Toxic relationships are nothing new. Last year, we gobbled up the interview between Kim Cattrall and Piers Morgan, in which she labelled the relationship with her Sex and The City co-stars as “toxic”.
Most of us are familiar with toxic relationships on a personal level too; we’ve struggled with romantic relationships that make us feel insecure and unvalued, we’ve warned friends of their manipulative partners over one too many Sunday brunch mimosas, and we’ve experienced an envy and drama-fuelled friendship that rivals Cady Heron and Regina George from Mean Girls.

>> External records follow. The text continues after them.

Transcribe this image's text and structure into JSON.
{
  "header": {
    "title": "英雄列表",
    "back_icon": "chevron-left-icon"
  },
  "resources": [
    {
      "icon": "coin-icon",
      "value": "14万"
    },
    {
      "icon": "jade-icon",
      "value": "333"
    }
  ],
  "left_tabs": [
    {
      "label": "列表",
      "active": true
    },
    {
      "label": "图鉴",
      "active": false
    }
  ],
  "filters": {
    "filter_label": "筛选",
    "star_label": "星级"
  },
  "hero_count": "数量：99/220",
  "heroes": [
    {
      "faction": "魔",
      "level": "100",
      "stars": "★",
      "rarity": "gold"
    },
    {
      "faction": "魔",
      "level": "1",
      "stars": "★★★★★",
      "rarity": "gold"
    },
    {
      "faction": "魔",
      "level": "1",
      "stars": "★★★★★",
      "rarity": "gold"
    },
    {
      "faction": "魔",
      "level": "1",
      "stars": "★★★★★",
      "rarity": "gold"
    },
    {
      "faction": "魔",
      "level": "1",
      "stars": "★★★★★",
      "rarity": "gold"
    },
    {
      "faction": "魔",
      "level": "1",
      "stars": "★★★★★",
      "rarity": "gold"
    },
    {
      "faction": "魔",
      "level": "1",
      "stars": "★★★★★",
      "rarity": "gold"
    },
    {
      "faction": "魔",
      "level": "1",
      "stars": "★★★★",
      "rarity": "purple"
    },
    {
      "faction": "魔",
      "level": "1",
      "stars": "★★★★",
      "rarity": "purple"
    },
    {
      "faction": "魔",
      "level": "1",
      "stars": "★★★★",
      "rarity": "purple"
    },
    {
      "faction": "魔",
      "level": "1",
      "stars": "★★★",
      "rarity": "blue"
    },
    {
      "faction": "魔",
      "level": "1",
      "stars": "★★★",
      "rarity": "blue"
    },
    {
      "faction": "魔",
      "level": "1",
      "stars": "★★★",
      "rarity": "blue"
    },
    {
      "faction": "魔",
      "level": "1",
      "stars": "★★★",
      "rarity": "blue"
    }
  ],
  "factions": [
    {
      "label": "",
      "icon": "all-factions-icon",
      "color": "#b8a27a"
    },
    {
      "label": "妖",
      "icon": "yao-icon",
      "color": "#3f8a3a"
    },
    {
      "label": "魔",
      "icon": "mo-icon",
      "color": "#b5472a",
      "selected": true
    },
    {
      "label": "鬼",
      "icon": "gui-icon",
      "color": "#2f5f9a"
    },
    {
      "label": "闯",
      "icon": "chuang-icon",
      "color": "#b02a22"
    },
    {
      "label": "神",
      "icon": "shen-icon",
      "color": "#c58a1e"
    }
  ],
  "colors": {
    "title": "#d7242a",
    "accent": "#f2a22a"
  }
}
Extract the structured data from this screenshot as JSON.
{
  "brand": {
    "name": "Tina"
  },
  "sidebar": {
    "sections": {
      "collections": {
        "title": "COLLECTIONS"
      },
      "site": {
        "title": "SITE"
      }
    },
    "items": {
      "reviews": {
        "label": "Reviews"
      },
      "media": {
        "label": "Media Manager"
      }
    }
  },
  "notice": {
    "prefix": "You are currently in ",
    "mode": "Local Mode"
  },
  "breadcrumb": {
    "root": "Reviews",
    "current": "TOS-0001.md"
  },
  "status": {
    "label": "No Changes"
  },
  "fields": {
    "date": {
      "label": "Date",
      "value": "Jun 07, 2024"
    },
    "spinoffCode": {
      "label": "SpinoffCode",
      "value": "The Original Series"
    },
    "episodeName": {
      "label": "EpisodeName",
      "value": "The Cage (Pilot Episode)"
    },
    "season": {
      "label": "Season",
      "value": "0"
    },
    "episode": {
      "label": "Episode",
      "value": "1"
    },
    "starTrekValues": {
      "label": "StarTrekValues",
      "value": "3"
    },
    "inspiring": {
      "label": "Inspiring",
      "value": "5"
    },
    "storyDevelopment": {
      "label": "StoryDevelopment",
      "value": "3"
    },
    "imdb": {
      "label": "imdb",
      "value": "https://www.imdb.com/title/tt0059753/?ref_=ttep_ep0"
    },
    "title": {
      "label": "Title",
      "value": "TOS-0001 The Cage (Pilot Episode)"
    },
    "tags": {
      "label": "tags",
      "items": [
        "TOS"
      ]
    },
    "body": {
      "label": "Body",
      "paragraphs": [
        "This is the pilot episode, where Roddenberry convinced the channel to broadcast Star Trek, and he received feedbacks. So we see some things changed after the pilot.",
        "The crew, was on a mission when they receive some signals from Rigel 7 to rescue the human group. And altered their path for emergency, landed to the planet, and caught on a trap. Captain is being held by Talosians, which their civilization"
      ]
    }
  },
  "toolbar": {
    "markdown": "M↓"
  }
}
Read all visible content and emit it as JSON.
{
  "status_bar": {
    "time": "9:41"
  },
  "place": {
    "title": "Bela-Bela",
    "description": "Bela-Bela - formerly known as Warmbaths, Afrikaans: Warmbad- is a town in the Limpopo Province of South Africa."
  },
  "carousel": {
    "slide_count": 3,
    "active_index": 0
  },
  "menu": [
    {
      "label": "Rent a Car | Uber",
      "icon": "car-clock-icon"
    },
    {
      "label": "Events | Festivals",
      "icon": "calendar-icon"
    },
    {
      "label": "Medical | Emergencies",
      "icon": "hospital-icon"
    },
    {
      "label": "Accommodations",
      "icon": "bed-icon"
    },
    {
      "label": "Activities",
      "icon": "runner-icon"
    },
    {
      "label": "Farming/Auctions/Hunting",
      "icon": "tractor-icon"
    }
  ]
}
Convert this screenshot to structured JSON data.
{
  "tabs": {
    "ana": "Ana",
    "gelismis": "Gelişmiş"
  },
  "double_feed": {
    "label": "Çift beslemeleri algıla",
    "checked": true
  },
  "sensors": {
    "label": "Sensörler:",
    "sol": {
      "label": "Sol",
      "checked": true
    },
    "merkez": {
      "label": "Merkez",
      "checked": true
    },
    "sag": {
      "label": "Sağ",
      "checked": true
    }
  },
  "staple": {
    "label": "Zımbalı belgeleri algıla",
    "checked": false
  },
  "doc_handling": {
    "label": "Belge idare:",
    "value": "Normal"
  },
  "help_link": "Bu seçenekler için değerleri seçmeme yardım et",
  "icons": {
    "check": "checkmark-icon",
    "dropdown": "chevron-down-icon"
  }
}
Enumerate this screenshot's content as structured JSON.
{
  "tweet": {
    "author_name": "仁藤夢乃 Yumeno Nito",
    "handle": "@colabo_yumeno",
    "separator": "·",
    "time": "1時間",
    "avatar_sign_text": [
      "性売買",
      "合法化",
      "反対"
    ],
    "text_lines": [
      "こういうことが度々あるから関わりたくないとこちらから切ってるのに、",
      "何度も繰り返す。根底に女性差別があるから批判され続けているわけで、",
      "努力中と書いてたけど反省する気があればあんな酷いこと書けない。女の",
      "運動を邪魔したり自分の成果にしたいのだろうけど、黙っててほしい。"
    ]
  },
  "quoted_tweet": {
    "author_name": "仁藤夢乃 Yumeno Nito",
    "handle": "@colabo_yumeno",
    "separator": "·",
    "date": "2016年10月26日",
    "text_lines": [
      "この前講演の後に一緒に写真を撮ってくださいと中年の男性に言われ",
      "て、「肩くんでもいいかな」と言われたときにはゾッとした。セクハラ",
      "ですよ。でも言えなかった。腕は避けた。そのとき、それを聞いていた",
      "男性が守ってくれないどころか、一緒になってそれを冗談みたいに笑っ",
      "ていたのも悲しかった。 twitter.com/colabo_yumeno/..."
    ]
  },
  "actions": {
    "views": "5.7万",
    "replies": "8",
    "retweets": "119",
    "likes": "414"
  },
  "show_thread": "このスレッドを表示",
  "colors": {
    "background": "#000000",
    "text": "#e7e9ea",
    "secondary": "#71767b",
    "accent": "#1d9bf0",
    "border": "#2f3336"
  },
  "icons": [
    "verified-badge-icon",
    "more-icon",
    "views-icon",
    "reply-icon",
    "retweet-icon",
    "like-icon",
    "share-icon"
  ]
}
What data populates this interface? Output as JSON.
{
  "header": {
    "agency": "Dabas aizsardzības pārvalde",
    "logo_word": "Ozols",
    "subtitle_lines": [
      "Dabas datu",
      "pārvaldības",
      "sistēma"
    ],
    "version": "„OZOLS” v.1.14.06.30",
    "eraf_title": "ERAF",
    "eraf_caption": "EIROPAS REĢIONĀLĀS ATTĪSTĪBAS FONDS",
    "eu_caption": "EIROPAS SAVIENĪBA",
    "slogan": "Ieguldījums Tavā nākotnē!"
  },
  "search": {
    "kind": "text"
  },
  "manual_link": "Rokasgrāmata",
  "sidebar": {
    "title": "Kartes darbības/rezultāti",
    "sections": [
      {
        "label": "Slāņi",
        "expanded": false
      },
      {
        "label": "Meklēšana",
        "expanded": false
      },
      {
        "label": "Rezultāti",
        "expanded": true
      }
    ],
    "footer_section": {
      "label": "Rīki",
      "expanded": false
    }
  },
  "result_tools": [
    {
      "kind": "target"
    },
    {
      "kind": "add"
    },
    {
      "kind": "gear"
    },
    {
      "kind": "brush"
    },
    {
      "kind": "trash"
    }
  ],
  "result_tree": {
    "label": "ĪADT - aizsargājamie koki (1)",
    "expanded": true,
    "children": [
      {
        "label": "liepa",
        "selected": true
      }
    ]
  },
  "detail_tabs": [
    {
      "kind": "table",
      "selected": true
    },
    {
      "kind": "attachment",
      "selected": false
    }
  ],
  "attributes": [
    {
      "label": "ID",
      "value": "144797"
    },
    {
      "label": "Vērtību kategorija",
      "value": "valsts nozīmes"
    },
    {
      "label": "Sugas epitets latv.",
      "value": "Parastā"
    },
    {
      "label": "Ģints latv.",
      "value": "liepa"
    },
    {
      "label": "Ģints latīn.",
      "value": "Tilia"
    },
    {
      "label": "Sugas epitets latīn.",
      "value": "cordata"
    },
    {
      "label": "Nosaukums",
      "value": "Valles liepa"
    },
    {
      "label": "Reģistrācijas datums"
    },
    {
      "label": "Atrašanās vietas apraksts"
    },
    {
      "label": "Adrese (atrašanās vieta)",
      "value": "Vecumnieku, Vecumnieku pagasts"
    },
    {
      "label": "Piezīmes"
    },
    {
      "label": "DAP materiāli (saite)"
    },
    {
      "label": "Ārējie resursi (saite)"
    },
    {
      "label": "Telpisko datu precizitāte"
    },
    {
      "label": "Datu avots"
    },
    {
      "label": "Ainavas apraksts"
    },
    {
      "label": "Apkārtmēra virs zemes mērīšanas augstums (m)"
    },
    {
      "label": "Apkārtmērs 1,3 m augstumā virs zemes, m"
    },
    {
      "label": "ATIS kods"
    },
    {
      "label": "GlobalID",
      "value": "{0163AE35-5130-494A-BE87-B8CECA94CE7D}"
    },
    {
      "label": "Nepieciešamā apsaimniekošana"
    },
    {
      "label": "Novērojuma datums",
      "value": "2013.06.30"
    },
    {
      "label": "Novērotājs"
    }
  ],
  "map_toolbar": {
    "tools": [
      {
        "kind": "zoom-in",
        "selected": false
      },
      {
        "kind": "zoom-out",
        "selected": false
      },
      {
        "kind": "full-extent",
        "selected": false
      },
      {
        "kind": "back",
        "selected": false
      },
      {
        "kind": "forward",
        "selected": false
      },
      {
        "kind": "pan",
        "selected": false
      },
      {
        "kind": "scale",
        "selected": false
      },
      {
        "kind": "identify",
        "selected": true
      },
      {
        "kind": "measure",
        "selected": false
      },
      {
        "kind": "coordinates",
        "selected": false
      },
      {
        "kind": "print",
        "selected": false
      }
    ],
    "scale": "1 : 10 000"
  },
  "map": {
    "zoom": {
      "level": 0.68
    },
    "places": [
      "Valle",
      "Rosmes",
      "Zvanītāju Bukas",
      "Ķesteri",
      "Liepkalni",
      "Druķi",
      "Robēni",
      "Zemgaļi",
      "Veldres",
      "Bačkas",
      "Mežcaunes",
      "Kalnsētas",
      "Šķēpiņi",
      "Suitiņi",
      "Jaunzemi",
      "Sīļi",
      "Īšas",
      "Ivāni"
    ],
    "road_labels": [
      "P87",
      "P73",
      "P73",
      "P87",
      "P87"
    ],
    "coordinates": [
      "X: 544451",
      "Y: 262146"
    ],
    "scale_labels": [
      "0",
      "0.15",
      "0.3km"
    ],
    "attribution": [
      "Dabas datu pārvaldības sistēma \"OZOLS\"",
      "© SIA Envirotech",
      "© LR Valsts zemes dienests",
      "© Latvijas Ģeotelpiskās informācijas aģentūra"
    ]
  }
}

But while we’re very familiar with the signs of a toxic relationship at home, we often forget that these signs can apply to our workplace too.
“The toxicity of any work relationship always comes back to the people,” says Skye London, the founder and lead career coach of Y Executive, a coaching firm that acts as a “personal trainer for your career”.
“Whether it be the leadership team, the person taking credit for your work or the gossip and office politics, a toxic workplace can make you feel trapped and manipulated. It can wreak havoc on your sense of self-worth and confidence – just like a toxic friendship or romantic relationship.”
Over the past year, more and more employees have come forward to expose toxic companies. Uber was accused of harassment and discrimination as part of their “bro-centric culture”. Google’s employees were locked in a “dirty war over diversity” with hundreds of internal emails and message board postings revealing gender racism and political violence.
And in September 2017, a group of clients and former employees came forward to blow the whistle on Macquarie Bank with claims of “up-skirting” (taking photos underneath women’s skirts), drink spiking and rampant drug taking. One female employee even reported her ponytail was chopped off while she was sitting at her desk.
While it appears the toxic jobs are all hanging out in the tech and banking industries, Skye maintains these cultures don’t discriminate.
“Toxic workplaces are across all industries and professions. Also, it isn’t necessarily more common for women to experience toxicity in the workplace, but from what I’ve seen they often end up staying in the environment longer.”